Whenever a line of the entries below holds the string "away", copy that line and return it.

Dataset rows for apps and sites
========
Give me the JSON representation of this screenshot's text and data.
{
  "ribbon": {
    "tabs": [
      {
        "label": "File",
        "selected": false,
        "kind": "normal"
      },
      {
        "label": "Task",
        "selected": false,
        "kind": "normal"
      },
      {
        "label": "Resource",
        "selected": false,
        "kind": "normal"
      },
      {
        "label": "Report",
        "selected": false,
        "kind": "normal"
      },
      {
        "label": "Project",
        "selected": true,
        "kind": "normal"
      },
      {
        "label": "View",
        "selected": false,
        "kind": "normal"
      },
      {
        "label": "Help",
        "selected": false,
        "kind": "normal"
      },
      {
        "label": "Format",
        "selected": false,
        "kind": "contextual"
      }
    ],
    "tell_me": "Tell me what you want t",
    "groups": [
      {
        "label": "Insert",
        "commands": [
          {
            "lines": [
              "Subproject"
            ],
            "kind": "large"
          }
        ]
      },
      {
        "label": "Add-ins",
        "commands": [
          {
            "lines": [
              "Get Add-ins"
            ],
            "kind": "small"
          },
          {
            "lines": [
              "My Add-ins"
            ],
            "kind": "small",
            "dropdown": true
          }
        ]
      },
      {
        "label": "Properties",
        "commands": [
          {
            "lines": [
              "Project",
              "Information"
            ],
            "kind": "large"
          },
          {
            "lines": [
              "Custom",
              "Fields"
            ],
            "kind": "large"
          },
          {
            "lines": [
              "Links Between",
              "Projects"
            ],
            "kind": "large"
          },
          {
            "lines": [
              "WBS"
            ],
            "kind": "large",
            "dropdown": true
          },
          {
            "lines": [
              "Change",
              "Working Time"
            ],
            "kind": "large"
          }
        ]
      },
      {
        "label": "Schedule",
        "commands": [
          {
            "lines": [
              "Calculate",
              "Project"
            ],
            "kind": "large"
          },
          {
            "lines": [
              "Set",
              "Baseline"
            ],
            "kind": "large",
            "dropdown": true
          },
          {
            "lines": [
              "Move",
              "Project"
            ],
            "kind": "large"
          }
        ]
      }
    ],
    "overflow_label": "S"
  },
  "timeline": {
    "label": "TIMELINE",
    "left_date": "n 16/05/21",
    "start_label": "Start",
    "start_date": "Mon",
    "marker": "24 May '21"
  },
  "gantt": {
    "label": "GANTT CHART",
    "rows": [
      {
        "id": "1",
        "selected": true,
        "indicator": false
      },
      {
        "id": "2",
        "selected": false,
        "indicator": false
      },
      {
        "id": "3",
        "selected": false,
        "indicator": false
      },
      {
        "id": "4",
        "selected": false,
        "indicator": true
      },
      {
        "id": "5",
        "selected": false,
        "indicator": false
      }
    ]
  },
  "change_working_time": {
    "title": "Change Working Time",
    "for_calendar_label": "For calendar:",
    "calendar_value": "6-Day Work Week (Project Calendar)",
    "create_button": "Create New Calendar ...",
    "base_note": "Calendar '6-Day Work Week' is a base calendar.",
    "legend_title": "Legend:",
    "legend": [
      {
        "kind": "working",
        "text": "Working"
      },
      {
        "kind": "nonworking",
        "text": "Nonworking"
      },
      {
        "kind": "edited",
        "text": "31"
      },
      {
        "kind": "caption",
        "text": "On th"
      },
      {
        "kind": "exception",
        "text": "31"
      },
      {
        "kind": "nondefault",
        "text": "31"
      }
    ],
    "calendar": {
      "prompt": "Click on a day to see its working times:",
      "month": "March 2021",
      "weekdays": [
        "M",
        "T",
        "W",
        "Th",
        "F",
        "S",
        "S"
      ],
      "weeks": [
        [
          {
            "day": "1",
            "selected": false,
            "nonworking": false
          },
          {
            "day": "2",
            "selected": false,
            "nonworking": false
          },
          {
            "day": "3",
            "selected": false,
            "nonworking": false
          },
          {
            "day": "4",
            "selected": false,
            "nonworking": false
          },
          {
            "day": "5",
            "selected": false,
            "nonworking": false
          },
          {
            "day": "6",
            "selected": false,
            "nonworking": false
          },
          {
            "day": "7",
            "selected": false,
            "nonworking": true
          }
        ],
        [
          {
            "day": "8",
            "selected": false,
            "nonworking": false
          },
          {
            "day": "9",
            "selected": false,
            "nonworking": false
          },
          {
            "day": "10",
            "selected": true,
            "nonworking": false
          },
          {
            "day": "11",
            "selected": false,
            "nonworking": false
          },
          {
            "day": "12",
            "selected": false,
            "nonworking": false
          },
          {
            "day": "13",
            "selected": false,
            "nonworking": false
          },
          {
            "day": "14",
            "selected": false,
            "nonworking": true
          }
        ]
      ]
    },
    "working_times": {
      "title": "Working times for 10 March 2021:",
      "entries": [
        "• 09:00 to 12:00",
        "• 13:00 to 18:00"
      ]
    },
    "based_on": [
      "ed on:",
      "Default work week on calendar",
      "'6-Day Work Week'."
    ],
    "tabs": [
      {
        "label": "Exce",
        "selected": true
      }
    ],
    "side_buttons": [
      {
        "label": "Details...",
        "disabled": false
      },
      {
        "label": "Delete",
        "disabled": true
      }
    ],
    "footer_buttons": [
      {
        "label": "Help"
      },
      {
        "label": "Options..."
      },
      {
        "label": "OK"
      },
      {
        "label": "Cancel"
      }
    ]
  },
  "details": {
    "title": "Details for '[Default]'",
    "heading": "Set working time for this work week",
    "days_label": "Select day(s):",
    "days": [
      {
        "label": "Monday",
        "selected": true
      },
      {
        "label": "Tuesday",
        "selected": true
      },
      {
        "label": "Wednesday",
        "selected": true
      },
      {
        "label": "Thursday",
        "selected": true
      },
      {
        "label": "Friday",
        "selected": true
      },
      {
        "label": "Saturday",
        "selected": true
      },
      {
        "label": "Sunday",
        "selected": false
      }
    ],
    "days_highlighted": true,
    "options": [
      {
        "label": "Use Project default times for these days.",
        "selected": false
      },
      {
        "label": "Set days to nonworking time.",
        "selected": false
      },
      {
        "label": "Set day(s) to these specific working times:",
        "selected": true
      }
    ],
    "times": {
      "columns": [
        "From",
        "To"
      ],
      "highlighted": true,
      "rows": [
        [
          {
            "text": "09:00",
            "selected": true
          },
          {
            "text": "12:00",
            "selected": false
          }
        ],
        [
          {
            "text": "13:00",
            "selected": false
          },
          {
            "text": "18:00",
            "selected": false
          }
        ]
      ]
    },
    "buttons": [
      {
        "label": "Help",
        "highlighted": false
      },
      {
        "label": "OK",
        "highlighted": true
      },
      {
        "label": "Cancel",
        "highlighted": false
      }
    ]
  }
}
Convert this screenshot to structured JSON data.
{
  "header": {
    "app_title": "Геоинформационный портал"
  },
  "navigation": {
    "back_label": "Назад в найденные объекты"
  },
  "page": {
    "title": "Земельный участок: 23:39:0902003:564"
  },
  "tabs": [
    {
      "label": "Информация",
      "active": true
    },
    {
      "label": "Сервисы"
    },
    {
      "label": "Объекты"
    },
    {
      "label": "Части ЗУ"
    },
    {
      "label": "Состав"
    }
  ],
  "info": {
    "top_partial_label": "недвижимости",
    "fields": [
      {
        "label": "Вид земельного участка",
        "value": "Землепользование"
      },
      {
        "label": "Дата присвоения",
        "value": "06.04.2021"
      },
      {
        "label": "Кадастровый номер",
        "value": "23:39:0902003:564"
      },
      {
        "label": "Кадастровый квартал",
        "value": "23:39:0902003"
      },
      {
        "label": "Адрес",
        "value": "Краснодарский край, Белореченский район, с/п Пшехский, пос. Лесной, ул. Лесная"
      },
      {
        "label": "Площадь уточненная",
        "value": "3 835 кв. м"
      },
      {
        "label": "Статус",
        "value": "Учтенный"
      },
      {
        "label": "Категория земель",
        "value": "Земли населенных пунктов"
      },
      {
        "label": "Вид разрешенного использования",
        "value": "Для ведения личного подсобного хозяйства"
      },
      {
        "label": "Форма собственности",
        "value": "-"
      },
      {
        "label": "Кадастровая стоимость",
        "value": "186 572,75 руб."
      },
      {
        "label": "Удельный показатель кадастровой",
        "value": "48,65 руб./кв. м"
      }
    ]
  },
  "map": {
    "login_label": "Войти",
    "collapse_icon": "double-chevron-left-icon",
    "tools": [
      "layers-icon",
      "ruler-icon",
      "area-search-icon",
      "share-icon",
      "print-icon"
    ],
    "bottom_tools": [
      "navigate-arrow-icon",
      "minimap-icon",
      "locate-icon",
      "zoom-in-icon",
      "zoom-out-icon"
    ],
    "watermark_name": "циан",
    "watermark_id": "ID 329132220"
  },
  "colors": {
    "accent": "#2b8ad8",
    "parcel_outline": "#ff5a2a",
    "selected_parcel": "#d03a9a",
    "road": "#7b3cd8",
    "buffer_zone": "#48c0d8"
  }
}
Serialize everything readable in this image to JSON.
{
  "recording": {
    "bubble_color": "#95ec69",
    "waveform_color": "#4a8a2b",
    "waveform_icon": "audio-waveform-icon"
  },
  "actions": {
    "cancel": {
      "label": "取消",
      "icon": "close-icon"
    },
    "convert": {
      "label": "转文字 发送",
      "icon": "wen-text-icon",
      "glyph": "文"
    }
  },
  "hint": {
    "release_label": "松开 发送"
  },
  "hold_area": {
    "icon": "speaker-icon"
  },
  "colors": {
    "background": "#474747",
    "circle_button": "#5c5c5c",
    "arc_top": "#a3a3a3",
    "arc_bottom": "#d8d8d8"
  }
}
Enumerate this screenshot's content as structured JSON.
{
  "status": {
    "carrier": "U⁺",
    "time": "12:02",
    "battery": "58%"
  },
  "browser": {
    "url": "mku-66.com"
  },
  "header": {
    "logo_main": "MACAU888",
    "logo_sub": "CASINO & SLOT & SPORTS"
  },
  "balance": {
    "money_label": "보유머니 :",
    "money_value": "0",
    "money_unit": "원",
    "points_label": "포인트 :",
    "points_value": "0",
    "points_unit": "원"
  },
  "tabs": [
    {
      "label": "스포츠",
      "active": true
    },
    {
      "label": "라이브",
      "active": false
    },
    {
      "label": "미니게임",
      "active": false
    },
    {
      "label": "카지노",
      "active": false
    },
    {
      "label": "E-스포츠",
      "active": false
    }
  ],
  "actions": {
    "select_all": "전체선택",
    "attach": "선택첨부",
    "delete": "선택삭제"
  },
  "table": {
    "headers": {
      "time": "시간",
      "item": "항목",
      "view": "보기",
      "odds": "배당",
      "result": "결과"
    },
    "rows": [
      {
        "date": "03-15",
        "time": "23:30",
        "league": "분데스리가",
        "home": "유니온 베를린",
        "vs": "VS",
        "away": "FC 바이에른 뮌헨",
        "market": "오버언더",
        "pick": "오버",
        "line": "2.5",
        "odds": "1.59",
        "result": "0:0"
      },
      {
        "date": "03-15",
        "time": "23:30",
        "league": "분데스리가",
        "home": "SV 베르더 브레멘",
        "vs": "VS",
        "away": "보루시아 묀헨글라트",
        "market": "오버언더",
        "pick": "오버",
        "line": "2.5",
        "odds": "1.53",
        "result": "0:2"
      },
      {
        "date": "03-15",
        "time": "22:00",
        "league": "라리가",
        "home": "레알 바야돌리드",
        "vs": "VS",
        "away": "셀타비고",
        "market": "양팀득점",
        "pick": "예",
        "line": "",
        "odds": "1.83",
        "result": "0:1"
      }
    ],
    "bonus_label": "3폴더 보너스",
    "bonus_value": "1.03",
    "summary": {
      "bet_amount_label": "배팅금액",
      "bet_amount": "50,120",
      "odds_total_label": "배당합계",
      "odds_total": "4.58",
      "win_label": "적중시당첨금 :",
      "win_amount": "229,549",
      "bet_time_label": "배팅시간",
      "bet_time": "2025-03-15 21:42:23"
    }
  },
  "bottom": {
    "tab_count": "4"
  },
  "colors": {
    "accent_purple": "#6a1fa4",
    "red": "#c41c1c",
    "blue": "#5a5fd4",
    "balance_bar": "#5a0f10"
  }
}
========
## [Your response]
        "away": "FC 바이에른 뮌헨",
        "away": "보루시아 묀헨글라트",
        "away": "셀타비고",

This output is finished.